Those of you who come here often know that I am hobbling around with swollen legs and feet right now. Mostly, I’m stuck in the house, except for fun-filled trips to various radiology places for MRIs, CTs and other interesting initials. Basically, I’m able to make one little outing a day before feeling pretty wiped out. Yesterday, however, was a test-free day. Since a winter weather blast was soon to pummel nearly the entire Midwest, I made the decision to hit the Super Wal-Mart. We needed just a few items to tide us over, and this was the one store where I could get everything I needed in one place.
Due to my current condition and the fact I was going in the middle of the day on a work day for most people, I made the
bad decision to venture out of the house in the following condition:
– I did not shave

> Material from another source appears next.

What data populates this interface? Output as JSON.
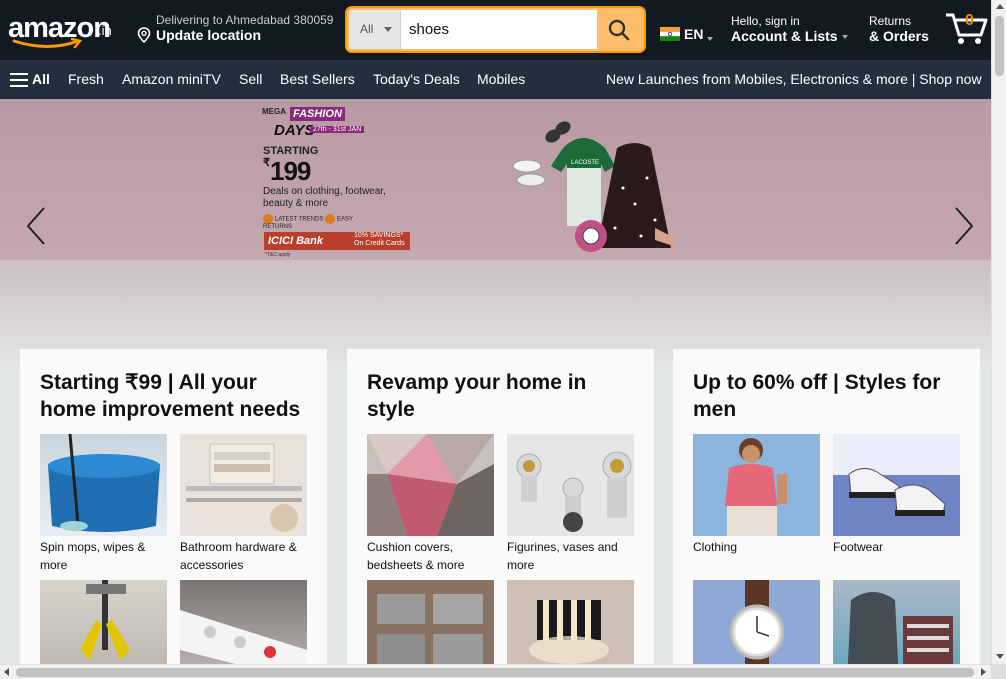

– I made only a half-hearted attempt to fix my morning hair
– I wore my relatively out-of-style glasses instead of bothering with contacts.
– I wore a sweatshirt and sweatpants. The sweatshirt is decent. The sweatpants, however, are awful. They are very worn. They are baggy. They are the homeless-man, mentally-ill man, “Ma’am-can-you-spare-a-dollar”-man kind of sweatpants.
[My wife sketched it here.]
As if this was not bad enough, one of the few items I needed to buy was a package of small girl’s underwear. Our toddler is in the potty training phase, and we needed more.
As if this was not bad enough, you need to know that I take shopping seriously. I’m not a just-grab-what-you-need-and-throw-it-in-the-cart kind of guy. I’m married to a CPA so I compare prices, quality, etc. In addition to this, our toddler is a bit fussy about clothing. This was not a simple decision. I had to find primarily pink ones, or she might throw a fit about it. I had to weigh the options between tagless or not. I looked at the material, etc.
So, there I was, scary and all criminal-looking, in the middle of a normal work day, standing, unshaven, in the little girls’ underwear aisle, with a couple of packages in hand, studying.
After a minute or two, I began to notice mothers steering their children away from me. I decided I better just pick one before I had to have a conversation with a dreaded Wal-Mart security person. I wanted to shout, “It’s okay. I have a daughter and a job. I’m just sick.” However, I’m afraid it would have been only the last three words that would have stuck out.
I made a quicker-than-I-would-have-liked selection and got out of there.
Luckily, the other items I needed were not at all suspicious (milk, bread, etc.) Can you imagine if, by chance, we had also needed things like rope or binoculars? Yikes, I think I would have been detained.
I’ll just stay home today.